▶ Your instructions
The output should be every line below that includes the word "icon".

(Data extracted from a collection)
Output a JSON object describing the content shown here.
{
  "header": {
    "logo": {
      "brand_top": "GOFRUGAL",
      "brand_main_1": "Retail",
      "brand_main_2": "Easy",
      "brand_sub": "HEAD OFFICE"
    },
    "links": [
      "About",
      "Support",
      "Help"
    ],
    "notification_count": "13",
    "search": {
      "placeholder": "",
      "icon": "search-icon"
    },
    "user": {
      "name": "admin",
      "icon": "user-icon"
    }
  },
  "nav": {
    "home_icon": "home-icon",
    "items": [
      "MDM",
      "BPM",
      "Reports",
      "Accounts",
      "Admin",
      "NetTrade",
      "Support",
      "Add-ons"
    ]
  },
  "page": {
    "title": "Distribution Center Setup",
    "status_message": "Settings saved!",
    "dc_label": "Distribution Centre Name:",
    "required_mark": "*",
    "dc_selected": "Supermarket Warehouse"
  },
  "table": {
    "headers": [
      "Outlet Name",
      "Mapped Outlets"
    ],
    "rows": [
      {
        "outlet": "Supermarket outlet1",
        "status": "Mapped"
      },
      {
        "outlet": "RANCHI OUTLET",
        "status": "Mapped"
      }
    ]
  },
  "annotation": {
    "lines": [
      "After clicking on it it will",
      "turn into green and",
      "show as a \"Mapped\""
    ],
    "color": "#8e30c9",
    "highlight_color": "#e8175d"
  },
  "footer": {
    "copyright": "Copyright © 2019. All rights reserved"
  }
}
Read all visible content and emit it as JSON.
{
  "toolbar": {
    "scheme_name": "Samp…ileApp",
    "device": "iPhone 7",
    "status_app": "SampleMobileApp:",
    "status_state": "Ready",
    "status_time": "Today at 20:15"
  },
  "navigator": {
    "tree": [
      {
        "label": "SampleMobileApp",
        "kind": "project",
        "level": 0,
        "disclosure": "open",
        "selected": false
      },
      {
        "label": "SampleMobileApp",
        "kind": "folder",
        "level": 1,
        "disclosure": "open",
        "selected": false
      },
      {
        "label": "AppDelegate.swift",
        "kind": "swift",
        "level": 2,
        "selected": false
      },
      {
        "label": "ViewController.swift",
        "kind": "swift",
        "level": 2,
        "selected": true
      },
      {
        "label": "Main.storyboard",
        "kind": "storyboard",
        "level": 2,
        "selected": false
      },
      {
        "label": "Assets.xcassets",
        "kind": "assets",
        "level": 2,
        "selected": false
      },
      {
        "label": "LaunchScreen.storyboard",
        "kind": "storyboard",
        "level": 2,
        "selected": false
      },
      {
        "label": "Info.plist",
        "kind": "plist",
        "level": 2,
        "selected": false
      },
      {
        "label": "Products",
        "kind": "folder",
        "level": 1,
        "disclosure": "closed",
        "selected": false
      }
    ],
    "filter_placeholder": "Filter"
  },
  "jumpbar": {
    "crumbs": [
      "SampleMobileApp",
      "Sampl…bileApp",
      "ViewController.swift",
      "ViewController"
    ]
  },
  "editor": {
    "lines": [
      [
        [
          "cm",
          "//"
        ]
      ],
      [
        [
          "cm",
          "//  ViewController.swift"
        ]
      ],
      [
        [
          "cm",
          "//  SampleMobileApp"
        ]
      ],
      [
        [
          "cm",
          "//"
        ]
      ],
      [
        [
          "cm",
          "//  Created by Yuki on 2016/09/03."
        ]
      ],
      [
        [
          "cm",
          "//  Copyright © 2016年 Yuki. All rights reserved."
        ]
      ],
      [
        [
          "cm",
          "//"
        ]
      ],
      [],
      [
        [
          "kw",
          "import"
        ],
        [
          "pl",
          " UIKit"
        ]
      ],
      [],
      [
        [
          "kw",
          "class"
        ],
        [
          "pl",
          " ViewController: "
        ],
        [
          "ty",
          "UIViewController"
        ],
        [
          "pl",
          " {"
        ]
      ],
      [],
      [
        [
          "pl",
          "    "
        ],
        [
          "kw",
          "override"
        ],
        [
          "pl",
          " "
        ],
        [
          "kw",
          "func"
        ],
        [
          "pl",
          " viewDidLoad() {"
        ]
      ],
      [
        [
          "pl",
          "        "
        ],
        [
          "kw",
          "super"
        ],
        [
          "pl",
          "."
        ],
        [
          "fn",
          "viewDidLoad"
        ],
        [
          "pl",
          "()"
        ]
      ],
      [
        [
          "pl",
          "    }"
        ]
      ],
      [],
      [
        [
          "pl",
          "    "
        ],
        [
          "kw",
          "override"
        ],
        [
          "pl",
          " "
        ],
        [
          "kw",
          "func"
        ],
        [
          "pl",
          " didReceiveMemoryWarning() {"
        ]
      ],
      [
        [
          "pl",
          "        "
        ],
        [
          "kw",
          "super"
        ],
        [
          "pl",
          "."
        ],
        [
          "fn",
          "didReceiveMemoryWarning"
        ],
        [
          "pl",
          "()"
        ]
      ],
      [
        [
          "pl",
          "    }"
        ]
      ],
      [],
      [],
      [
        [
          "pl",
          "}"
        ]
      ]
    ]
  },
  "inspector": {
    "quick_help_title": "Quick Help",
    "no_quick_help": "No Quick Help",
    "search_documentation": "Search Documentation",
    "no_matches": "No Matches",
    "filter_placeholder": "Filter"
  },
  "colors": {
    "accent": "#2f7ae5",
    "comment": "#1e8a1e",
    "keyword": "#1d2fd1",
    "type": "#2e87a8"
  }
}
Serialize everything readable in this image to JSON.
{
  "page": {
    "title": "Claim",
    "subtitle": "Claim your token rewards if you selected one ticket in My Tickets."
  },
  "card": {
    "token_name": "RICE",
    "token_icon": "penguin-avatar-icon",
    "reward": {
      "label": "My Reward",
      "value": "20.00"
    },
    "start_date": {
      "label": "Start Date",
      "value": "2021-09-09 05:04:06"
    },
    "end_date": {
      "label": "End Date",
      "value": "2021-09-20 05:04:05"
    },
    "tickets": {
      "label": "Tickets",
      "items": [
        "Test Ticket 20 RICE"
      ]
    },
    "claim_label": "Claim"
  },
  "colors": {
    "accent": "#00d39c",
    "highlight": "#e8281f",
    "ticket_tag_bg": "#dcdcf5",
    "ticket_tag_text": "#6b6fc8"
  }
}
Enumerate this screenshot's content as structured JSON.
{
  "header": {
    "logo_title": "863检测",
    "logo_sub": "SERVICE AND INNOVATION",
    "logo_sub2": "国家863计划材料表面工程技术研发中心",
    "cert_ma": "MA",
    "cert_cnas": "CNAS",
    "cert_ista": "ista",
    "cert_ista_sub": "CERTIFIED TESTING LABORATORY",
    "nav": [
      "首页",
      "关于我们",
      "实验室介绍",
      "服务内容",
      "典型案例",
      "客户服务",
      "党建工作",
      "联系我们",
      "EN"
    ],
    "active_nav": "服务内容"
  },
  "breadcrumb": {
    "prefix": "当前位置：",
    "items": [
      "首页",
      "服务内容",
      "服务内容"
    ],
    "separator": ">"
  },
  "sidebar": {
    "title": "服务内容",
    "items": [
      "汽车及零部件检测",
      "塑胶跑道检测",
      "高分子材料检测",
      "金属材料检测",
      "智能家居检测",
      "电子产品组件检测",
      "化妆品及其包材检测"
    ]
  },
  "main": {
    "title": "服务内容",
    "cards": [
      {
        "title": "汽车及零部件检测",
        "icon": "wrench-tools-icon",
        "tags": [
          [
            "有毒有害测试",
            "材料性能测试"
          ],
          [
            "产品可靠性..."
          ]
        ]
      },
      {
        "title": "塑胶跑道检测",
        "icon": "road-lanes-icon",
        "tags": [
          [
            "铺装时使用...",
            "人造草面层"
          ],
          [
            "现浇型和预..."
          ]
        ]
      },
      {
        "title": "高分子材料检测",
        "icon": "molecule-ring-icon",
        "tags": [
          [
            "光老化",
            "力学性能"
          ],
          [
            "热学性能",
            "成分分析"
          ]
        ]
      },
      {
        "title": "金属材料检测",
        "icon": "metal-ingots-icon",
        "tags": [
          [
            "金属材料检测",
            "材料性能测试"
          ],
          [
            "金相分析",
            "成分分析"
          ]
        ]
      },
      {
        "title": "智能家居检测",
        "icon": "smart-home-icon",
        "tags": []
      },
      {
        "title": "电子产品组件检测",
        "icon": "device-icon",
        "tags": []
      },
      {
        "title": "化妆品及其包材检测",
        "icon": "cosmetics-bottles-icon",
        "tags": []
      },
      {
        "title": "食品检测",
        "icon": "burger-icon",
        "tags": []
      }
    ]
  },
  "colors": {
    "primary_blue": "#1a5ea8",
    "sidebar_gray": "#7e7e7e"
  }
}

▶ Result for this exercise
      "icon": "search-icon"
      "icon": "user-icon"
    "home_icon": "home-icon",
    "token_icon": "penguin-avatar-icon",
        "icon": "wrench-tools-icon",
        "icon": "road-lanes-icon",
        "icon": "molecule-ring-icon",
        "icon": "metal-ingots-icon",
        "icon": "smart-home-icon",
        "icon": "device-icon",
        "icon": "cosmetics-bottles-icon",
        "icon": "burger-icon",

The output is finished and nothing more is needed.